→ **Exercise inputs**:
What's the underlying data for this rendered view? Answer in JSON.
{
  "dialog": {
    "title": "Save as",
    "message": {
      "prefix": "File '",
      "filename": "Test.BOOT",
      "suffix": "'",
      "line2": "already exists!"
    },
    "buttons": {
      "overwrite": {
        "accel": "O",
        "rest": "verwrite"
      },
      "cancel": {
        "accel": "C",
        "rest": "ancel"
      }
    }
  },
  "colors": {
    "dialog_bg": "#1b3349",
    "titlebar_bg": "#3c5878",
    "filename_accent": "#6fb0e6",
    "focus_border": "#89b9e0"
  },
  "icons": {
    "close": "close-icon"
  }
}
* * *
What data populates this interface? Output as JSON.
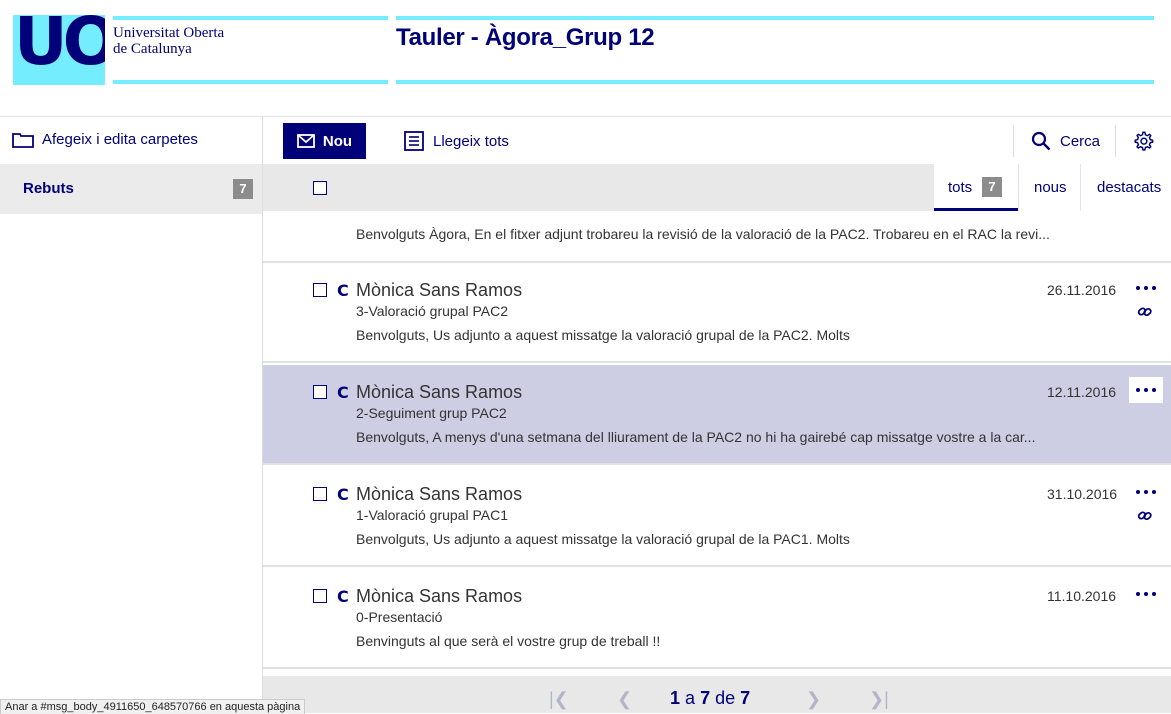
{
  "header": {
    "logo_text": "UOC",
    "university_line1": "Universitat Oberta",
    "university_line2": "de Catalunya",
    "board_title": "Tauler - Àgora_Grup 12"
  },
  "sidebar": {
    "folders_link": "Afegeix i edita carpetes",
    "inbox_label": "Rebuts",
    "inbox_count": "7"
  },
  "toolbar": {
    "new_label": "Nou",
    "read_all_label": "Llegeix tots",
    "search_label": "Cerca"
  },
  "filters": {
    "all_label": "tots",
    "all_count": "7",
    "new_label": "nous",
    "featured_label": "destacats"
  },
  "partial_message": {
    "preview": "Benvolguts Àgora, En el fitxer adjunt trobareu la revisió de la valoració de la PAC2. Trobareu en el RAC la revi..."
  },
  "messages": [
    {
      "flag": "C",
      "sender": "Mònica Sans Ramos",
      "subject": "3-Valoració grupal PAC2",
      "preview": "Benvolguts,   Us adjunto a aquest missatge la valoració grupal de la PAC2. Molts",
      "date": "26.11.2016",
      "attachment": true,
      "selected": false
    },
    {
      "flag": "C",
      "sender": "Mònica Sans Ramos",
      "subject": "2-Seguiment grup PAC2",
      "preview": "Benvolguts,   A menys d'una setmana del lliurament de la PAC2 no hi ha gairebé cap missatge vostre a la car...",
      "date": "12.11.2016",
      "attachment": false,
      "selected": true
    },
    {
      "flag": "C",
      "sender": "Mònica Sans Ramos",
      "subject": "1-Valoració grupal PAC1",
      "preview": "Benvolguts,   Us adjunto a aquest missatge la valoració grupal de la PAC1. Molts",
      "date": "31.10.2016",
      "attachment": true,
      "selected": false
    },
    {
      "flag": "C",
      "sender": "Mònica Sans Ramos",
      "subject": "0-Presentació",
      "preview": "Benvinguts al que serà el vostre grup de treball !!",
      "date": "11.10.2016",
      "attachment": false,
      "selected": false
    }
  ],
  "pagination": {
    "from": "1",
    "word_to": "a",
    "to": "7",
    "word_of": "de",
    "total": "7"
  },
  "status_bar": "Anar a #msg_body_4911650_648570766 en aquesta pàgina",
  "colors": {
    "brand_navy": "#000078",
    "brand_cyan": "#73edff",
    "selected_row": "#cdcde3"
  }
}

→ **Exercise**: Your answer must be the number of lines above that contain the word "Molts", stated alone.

→ **Solution for this task**: 2